Exercise details
Please return the lines of the data that contain "REQUIRED".

Source records
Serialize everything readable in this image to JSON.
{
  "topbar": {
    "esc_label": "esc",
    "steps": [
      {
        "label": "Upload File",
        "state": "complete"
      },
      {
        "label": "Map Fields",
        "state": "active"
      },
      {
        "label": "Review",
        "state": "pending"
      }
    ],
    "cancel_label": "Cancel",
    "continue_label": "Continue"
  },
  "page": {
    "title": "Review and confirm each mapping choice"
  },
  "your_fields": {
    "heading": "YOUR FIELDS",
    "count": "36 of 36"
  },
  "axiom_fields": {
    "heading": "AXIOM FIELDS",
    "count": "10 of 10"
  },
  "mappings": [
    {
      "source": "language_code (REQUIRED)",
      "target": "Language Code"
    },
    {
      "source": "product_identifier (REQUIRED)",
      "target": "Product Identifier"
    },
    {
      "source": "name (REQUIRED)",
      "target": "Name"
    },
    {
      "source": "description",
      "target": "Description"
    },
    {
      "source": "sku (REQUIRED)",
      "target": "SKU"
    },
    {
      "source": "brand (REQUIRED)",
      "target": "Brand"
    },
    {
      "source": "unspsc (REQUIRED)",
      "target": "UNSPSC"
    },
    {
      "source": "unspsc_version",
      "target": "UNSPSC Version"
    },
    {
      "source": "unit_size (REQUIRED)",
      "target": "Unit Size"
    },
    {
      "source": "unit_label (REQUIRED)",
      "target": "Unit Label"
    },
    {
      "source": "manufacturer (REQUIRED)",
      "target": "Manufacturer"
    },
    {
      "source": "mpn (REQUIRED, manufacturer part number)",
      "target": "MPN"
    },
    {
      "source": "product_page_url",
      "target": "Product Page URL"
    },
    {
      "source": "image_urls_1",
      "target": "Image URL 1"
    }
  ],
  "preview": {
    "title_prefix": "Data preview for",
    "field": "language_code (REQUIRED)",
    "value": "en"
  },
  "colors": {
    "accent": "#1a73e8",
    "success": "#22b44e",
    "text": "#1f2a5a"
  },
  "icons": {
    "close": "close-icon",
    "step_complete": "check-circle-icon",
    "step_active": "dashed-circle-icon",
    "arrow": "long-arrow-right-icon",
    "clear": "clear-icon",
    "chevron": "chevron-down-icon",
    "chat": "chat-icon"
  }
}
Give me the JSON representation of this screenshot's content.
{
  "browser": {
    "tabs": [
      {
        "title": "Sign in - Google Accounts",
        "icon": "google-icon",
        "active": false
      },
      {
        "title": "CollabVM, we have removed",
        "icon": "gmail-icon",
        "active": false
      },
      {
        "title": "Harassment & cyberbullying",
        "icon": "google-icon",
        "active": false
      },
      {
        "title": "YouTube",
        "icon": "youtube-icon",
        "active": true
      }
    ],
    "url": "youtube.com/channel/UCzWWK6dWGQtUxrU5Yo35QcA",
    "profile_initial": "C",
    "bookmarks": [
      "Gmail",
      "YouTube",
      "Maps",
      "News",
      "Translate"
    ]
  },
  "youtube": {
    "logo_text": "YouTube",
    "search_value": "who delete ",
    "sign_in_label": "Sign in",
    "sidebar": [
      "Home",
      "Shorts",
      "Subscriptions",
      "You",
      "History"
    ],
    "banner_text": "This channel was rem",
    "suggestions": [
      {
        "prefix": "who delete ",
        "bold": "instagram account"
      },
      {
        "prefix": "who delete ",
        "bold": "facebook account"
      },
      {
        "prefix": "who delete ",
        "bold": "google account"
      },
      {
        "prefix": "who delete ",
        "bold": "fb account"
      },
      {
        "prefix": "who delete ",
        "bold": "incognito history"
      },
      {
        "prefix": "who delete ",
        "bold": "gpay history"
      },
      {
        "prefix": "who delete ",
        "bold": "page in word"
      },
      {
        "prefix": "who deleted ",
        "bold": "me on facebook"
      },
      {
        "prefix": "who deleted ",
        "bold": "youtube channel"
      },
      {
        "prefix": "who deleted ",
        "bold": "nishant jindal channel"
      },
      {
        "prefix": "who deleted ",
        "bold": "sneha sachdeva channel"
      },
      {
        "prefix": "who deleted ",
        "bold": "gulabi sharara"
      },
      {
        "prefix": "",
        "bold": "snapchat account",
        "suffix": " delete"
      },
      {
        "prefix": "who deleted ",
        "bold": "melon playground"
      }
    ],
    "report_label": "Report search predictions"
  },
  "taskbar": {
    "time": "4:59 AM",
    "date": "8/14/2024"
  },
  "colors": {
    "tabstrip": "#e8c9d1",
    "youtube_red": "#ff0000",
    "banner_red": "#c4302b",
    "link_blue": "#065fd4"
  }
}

Written answer
      "source": "language_code (REQUIRED)",
      "source": "product_identifier (REQUIRED)",
      "source": "name (REQUIRED)",
      "source": "sku (REQUIRED)",
      "source": "brand (REQUIRED)",
      "source": "unspsc (REQUIRED)",
      "source": "unit_size (REQUIRED)",
      "source": "unit_label (REQUIRED)",
      "source": "manufacturer (REQUIRED)",
      "source": "mpn (REQUIRED, manufacturer part number)",
    "field": "language_code (REQUIRED)",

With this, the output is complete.